In resurrection, the Messiah is not abandoned in Hades, the realm of the dead. The Father, by the Spirit, raises the Son from the dead, liberating him from the grave. The Messiah, like the Psalmist, experiences deliverance and enters the sacred assembly to praise his Savior. The Messiah was given over to death but redeemed from it.

The Messiah was abandoned to the grave but not in the grave.

We, too, will be abandoned to death but not in the grave.

Jesus Suffers: Garden, Via Dolorosa, and Cross

March 2, 2023

Texts: Matthew 26:36-46; Luke 22:52-53; Luke 23:32-47

Days 47-49 in Around the Bible in Eighty Days.

Video available here

If we had not been sufficiently convinced of the humanity of Jesus, perhaps because he also God in the flesh, the movement from the Garden to the Cross might just seal the deal. Jesus suffers.

Jesus wrestles with God in prayer, recognizes the powers of darkness surrounding him, and hangs on a cross mocked and humiliated. Jesus enters fully into the human experience of death, persecution, and injustice.

In the Garden of Gethsemane, Jesus leaves eight disciples behind, takes three deeper into the Garden with him (Peter, James, and John), and then finds a place to be alone. He has come to pray, and his prayer is saturated with grief and his spirit is agitated. He goes off by himself three times, and each time he returns he finds his disciples sleeping. He prays without a sustaining community surrounding him. Sometimes praying is more important than sleeping. His prayer progresses from hesitation to acceptance, and ultimately to commitment. Jesus submits to the will of the Father.

As Jesus begins his way to his trial and to the cross—the via dolorosa (the way of sorrow), he announces to his opposition—hostile rulers—that “this is your hour—when darkness reigns” (Luke 22:53, NIV). Darkness evokes the memory of the chaos of Genesis 1:2. It remembers the power of God’s enemies, including Satan. When darkness reigns, innocent people are executed. When darkness reigns, the righteous are mocked. When darkness reigns, women weep over the loss of their children. Nevertheless, the light of the kingdom is present. Even as he hung on the cross, kingdom light breaks into the darkness.

While on the cross, according to Luke, Jesus speaks three times. He speaks about forgiveness, God’s Paradise, and trust. Though dying on a cross, Jesus prays for his enemies. He testifies to the death of evil and suffering because the Paradise of God is real. And, quoting Psalm 31, he expresses his trust in the Father.

Forgiveness, Victory, and Trust.

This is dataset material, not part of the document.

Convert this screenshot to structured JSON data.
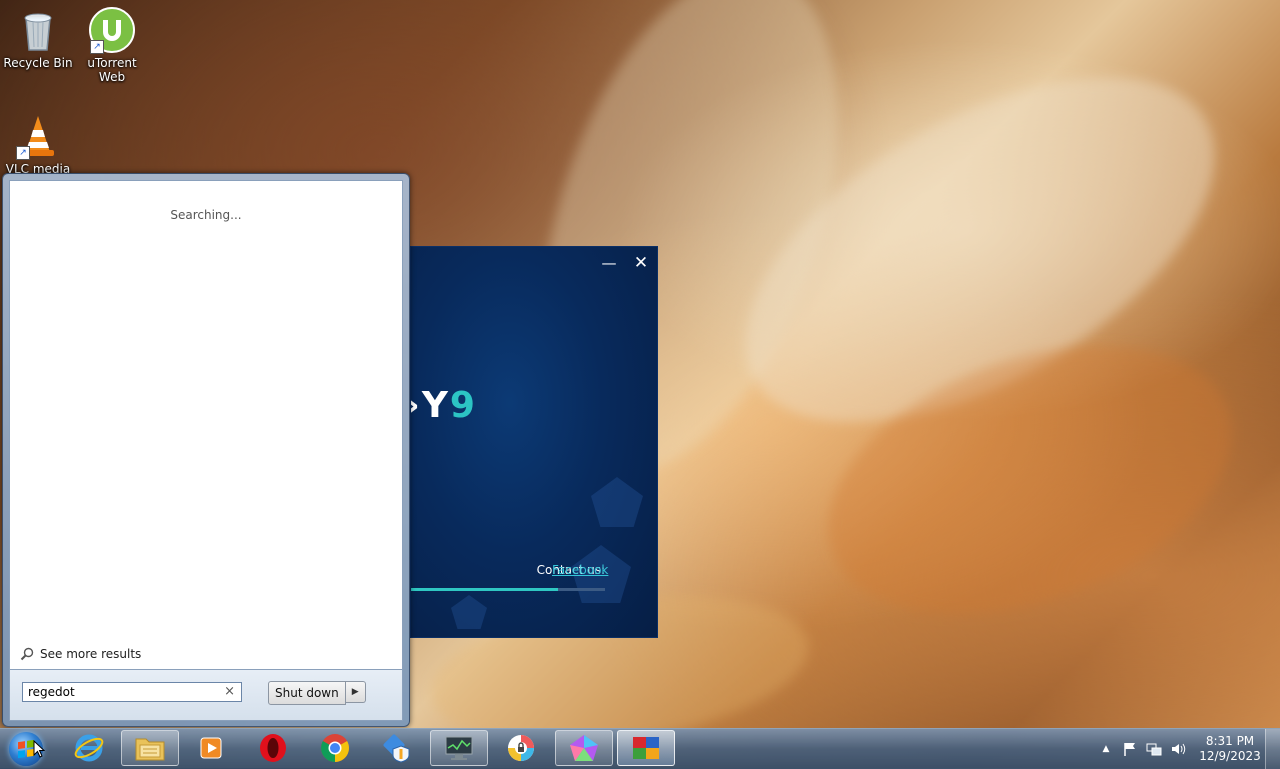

Though darkness reigns, the kingdom is revealed in Jesus from the Garden to the Cross. Amid the darkness, Jesus struggled, and then he accepted his journey, and finally completed it in full trust of the Father with forgiveness in his heart for his enemies and an assurance of the future to his new friend, a fellow-cross bearer.